## WHAT IS REQUIRED
Pick every line out of the entries below that holds the string "bold", and report them.

**********

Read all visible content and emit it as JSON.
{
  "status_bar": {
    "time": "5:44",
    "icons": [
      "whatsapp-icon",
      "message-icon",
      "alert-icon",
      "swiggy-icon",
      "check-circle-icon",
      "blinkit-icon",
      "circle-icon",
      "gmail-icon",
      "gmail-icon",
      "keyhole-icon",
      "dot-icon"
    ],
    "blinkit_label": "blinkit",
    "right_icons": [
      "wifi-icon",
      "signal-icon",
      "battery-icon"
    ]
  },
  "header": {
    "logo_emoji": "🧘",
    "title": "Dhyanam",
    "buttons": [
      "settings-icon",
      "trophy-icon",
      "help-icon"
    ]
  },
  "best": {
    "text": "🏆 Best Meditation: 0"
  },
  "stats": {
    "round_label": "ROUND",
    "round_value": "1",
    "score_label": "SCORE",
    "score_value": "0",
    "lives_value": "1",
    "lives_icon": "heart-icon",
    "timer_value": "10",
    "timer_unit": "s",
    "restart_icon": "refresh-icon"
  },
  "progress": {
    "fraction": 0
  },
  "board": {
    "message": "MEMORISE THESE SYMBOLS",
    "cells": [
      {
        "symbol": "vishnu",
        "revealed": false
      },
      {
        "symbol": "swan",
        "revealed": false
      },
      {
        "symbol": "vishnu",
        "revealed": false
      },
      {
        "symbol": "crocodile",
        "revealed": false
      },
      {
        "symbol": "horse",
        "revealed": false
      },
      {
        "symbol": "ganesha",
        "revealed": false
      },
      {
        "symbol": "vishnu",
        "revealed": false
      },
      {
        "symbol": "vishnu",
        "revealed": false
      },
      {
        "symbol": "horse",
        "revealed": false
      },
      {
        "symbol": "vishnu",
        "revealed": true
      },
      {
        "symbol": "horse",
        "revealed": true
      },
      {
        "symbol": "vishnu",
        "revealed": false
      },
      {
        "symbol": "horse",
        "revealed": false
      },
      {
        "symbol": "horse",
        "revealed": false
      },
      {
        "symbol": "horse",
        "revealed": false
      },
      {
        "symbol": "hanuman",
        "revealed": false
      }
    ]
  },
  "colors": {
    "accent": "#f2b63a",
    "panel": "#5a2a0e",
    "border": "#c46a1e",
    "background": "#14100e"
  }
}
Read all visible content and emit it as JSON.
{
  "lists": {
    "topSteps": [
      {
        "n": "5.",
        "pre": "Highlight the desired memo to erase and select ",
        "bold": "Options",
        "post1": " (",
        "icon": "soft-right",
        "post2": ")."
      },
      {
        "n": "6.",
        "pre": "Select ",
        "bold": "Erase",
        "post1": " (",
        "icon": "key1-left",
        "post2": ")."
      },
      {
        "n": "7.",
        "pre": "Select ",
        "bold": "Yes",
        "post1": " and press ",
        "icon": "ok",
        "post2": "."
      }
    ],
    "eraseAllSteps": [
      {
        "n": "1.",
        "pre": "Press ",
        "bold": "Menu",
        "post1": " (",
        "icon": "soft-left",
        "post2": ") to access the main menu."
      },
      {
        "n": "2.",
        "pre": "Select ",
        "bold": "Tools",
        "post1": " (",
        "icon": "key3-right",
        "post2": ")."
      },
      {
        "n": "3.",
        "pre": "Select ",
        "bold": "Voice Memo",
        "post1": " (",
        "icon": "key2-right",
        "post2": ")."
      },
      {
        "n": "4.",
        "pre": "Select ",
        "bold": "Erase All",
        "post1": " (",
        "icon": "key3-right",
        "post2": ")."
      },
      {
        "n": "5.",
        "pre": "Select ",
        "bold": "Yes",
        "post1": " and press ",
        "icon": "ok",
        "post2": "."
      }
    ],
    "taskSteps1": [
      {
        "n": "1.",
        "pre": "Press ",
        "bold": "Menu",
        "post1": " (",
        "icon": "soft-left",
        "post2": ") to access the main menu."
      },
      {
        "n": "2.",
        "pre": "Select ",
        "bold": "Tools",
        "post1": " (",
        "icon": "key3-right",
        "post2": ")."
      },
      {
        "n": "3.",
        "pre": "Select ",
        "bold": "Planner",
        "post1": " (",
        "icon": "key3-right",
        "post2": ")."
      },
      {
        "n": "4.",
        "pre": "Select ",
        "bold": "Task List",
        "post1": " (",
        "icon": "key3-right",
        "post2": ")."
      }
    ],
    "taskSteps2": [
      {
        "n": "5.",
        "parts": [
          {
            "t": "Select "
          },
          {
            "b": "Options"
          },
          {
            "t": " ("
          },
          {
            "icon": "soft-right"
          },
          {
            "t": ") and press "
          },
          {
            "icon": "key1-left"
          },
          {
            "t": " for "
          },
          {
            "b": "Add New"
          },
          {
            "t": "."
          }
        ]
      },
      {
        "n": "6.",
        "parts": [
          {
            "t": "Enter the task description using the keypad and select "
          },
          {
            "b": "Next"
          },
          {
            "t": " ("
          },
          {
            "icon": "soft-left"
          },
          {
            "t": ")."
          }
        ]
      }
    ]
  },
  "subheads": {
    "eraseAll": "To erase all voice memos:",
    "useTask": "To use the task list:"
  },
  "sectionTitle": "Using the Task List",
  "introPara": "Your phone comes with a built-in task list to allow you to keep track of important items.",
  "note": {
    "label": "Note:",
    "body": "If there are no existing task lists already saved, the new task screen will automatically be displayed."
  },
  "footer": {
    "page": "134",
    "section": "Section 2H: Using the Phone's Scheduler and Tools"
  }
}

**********

## RESPONSE BOX
        "bold": "Options",
        "bold": "Erase",
        "bold": "Yes",
        "bold": "Menu",
        "bold": "Tools",
        "bold": "Voice Memo",
        "bold": "Erase All",
        "bold": "Yes",
        "bold": "Menu",
        "bold": "Tools",
        "bold": "Planner",
        "bold": "Task List",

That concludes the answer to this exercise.